▸ **SUPPLIED ENTRIES**
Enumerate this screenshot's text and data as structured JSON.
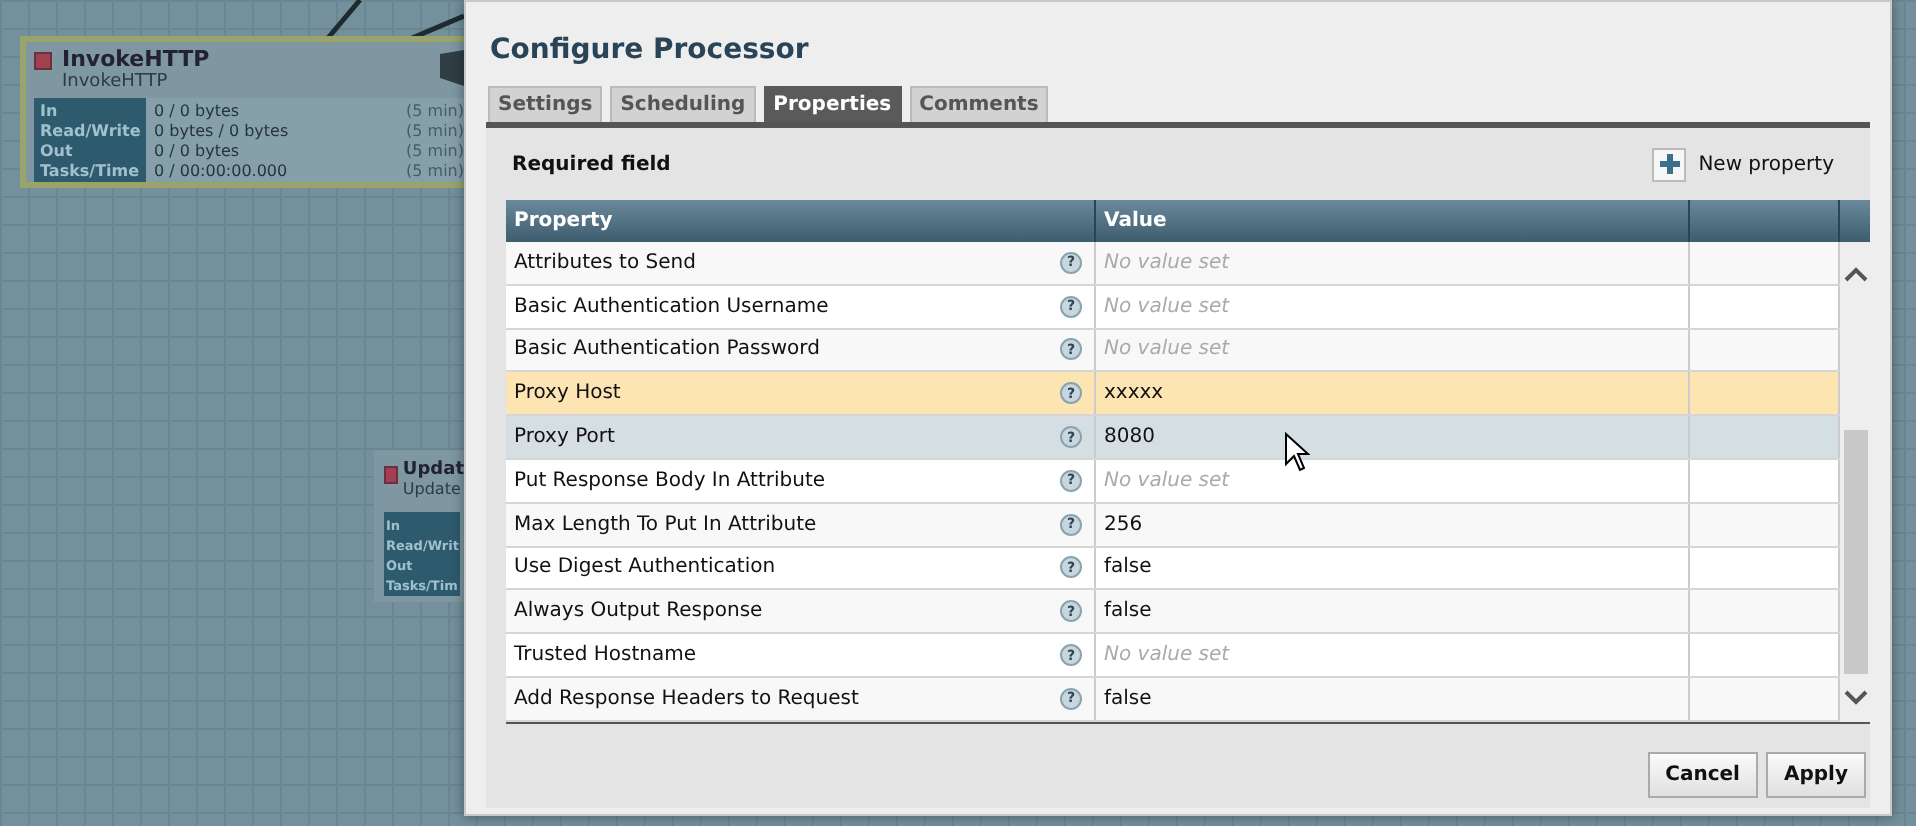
{
  "canvas": {
    "processors": [
      {
        "name": "InvokeHTTP",
        "type": "InvokeHTTP",
        "selected": true,
        "stats": [
          {
            "label": "In",
            "value": "0 / 0 bytes",
            "period": "(5 min)"
          },
          {
            "label": "Read/Write",
            "value": "0 bytes / 0 bytes",
            "period": "(5 min)"
          },
          {
            "label": "Out",
            "value": "0 / 0 bytes",
            "period": "(5 min)"
          },
          {
            "label": "Tasks/Time",
            "value": "0 / 00:00:00.000",
            "period": "(5 min)"
          }
        ]
      },
      {
        "name": "Updat",
        "type": "Update",
        "selected": false,
        "stats": [
          {
            "label": "In"
          },
          {
            "label": "Read/Writ"
          },
          {
            "label": "Out"
          },
          {
            "label": "Tasks/Tim"
          }
        ]
      }
    ]
  },
  "dialog": {
    "title": "Configure Processor",
    "tabs": [
      {
        "label": "Settings",
        "selected": false
      },
      {
        "label": "Scheduling",
        "selected": false
      },
      {
        "label": "Properties",
        "selected": true
      },
      {
        "label": "Comments",
        "selected": false
      }
    ],
    "required_field": "Required field",
    "new_property": "New property",
    "table": {
      "columns": [
        "Property",
        "Value"
      ],
      "rows": [
        {
          "property": "Attributes to Send",
          "help": "?",
          "value": "No value set",
          "set": false,
          "selected": false,
          "hovered": false
        },
        {
          "property": "Basic Authentication Username",
          "help": "?",
          "value": "No value set",
          "set": false,
          "selected": false,
          "hovered": false
        },
        {
          "property": "Basic Authentication Password",
          "help": "?",
          "value": "No value set",
          "set": false,
          "selected": false,
          "hovered": false
        },
        {
          "property": "Proxy Host",
          "help": "?",
          "value": "xxxxx",
          "set": true,
          "selected": true,
          "hovered": false
        },
        {
          "property": "Proxy Port",
          "help": "?",
          "value": "8080",
          "set": true,
          "selected": false,
          "hovered": true
        },
        {
          "property": "Put Response Body In Attribute",
          "help": "?",
          "value": "No value set",
          "set": false,
          "selected": false,
          "hovered": false
        },
        {
          "property": "Max Length To Put In Attribute",
          "help": "?",
          "value": "256",
          "set": true,
          "selected": false,
          "hovered": false
        },
        {
          "property": "Use Digest Authentication",
          "help": "?",
          "value": "false",
          "set": true,
          "selected": false,
          "hovered": false
        },
        {
          "property": "Always Output Response",
          "help": "?",
          "value": "false",
          "set": true,
          "selected": false,
          "hovered": false
        },
        {
          "property": "Trusted Hostname",
          "help": "?",
          "value": "No value set",
          "set": false,
          "selected": false,
          "hovered": false
        },
        {
          "property": "Add Response Headers to Request",
          "help": "?",
          "value": "false",
          "set": true,
          "selected": false,
          "hovered": false
        }
      ]
    },
    "buttons": [
      "Cancel",
      "Apply"
    ]
  }
}
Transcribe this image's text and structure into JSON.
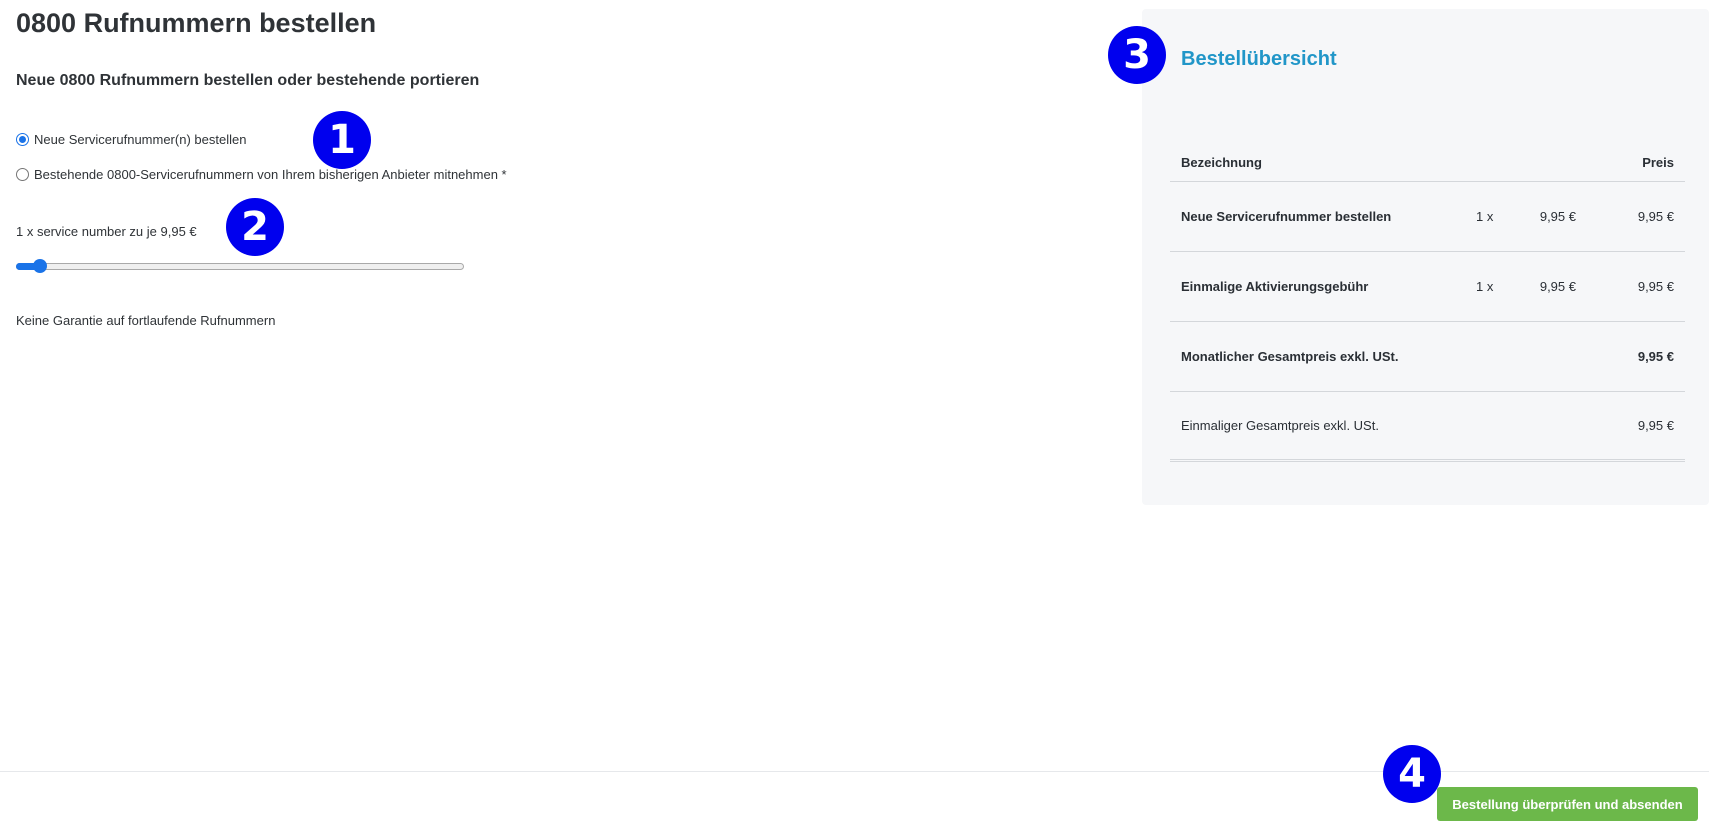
{
  "page": {
    "title": "0800 Rufnummern bestellen",
    "subtitle": "Neue 0800 Rufnummern bestellen oder bestehende portieren"
  },
  "options": [
    {
      "label": "Neue Servicerufnummer(n) bestellen",
      "checked": true
    },
    {
      "label": "Bestehende 0800-Servicerufnummern von Ihrem bisherigen Anbieter mitnehmen *",
      "checked": false
    }
  ],
  "quantity": {
    "label": "1 x service number zu je 9,95 €",
    "slider_fraction": 0.04
  },
  "note": "Keine Garantie auf fortlaufende Rufnummern",
  "summary": {
    "title": "Bestellübersicht",
    "headers": {
      "name": "Bezeichnung",
      "price": "Preis"
    },
    "rows": [
      {
        "name": "Neue Servicerufnummer bestellen",
        "qty": "1 x",
        "unit": "9,95 €",
        "price": "9,95 €"
      },
      {
        "name": "Einmalige Aktivierungsgebühr",
        "qty": "1 x",
        "unit": "9,95 €",
        "price": "9,95 €"
      },
      {
        "name": "Monatlicher Gesamtpreis exkl. USt.",
        "qty": "",
        "unit": "",
        "price": "9,95 €"
      },
      {
        "name": "Einmaliger Gesamtpreis exkl. USt.",
        "qty": "",
        "unit": "",
        "price": "9,95 €"
      }
    ]
  },
  "submit_label": "Bestellung überprüfen und absenden",
  "markers": [
    "1",
    "2",
    "3",
    "4"
  ],
  "colors": {
    "accent": "#1a73e8",
    "summary_title": "#2196c8",
    "submit": "#6cb84a",
    "marker": "#0000ee"
  }
}
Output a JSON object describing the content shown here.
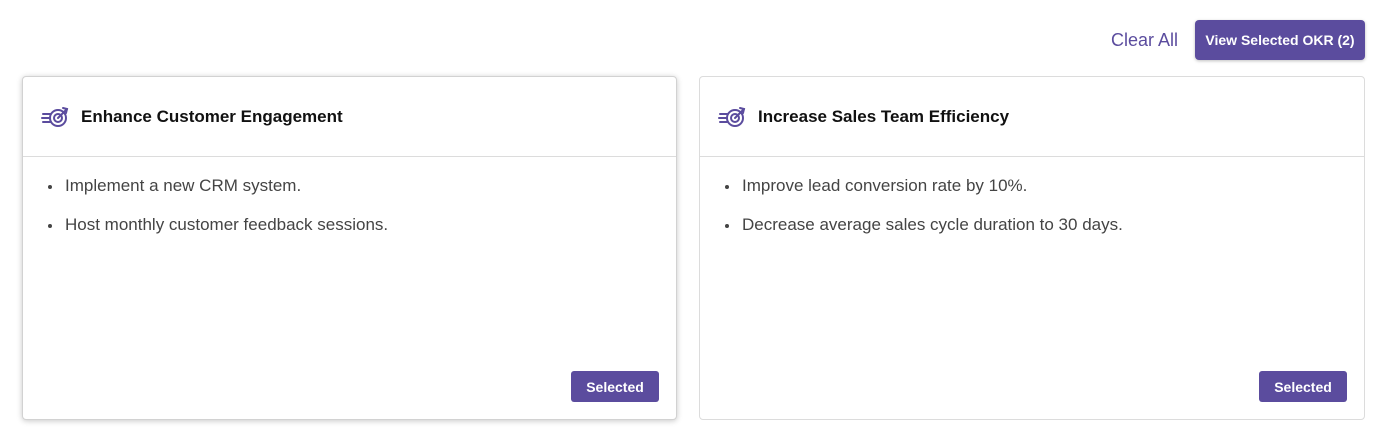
{
  "toolbar": {
    "clear_all_label": "Clear All",
    "view_selected_label": "View Selected OKR (2)"
  },
  "accent_color": "#5b4c9e",
  "cards": [
    {
      "title": "Enhance Customer Engagement",
      "icon": "target-arrow-icon",
      "key_results": [
        "Implement a new CRM system.",
        "Host monthly customer feedback sessions."
      ],
      "button_label": "Selected"
    },
    {
      "title": "Increase Sales Team Efficiency",
      "icon": "target-arrow-icon",
      "key_results": [
        "Improve lead conversion rate by 10%.",
        "Decrease average sales cycle duration to 30 days."
      ],
      "button_label": "Selected"
    }
  ]
}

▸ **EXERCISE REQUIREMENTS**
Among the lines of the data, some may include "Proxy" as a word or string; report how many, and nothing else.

▸ **SOLVED EXERCISE**
2